◆ **Web page and app entries**
■ ■ ■ ■

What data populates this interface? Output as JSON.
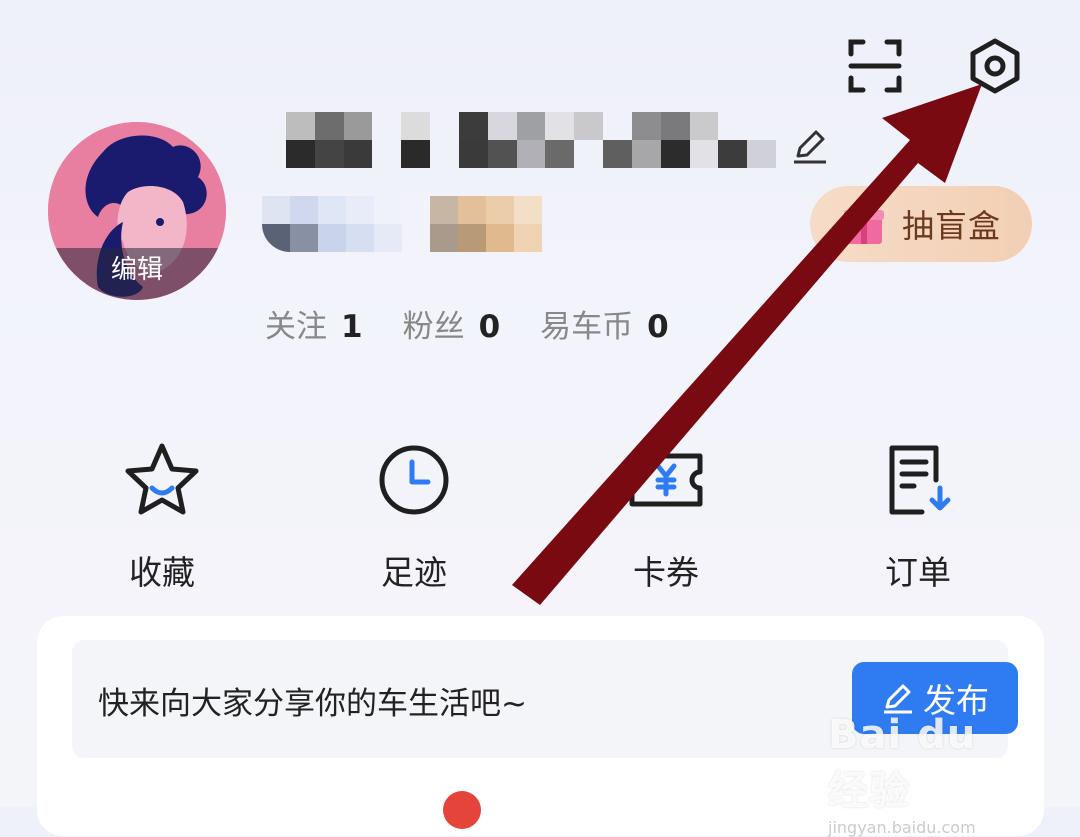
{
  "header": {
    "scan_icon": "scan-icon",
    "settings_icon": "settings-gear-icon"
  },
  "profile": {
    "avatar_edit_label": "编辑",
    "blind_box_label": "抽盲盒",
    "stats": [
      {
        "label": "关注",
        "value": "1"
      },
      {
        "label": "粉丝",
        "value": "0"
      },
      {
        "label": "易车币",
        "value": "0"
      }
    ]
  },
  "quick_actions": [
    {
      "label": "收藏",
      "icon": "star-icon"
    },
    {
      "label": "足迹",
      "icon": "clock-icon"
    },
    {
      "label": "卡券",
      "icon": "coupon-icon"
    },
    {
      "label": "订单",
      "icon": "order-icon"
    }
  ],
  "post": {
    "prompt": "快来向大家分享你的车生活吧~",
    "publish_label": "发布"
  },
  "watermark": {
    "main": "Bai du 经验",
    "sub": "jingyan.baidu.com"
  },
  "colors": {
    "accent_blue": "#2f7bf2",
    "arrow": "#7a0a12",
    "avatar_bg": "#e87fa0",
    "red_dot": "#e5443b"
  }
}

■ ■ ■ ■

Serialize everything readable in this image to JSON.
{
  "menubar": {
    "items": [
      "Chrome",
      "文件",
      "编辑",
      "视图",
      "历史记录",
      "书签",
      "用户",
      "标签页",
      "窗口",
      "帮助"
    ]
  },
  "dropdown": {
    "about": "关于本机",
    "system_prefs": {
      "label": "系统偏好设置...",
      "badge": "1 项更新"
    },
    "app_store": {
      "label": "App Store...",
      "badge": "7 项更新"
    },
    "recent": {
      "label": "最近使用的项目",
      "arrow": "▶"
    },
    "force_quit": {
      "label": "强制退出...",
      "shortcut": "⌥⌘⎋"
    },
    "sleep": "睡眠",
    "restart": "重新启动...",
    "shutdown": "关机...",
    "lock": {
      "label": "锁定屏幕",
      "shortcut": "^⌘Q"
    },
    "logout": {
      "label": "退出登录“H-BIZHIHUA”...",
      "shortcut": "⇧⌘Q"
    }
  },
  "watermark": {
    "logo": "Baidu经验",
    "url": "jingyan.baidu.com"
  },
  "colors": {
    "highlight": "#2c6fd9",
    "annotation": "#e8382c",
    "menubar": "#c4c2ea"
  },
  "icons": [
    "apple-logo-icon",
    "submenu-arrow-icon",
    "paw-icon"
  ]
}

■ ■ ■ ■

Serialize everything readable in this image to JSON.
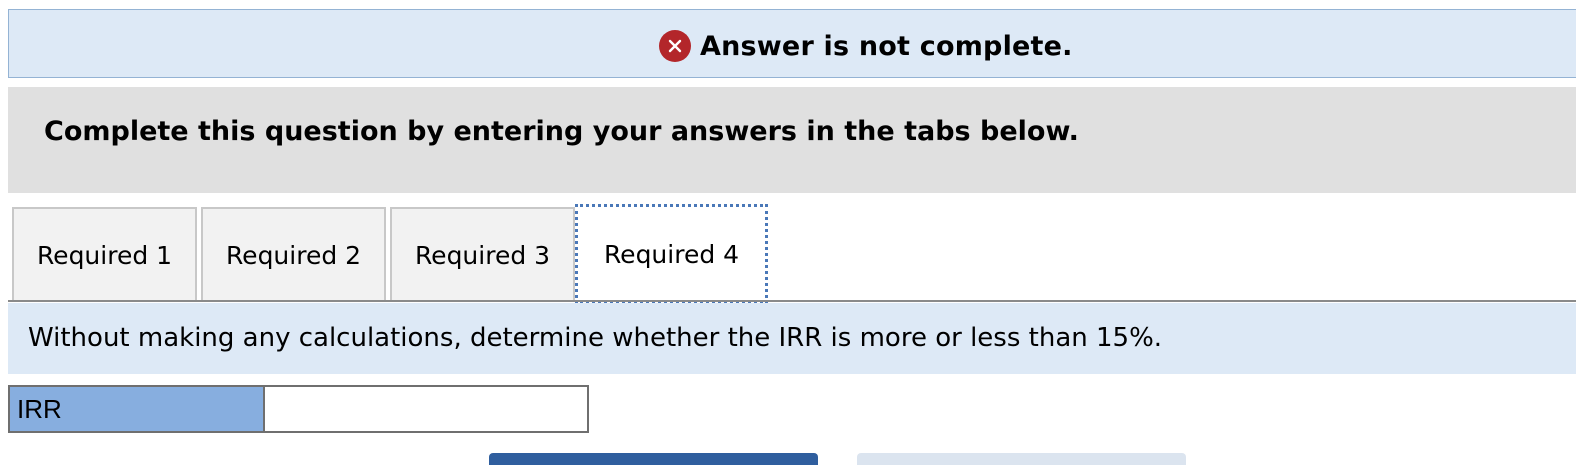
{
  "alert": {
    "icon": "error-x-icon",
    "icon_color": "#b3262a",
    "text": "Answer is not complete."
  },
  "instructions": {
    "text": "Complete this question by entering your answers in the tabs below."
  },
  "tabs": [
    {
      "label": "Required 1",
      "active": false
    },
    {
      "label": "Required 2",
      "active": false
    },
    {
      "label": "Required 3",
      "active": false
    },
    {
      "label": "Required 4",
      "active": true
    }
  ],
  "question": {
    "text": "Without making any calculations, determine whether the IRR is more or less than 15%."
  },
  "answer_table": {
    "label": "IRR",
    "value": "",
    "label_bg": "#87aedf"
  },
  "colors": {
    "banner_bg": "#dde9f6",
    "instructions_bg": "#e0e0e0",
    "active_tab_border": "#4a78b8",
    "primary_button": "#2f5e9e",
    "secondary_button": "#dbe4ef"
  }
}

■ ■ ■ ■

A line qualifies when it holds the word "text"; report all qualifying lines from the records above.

    "text": "Answer is not complete."
    "text": "Complete this question by entering your answers in the tabs below."
    "text": "Without making any calculations, determine whether the IRR is more or less than 15%."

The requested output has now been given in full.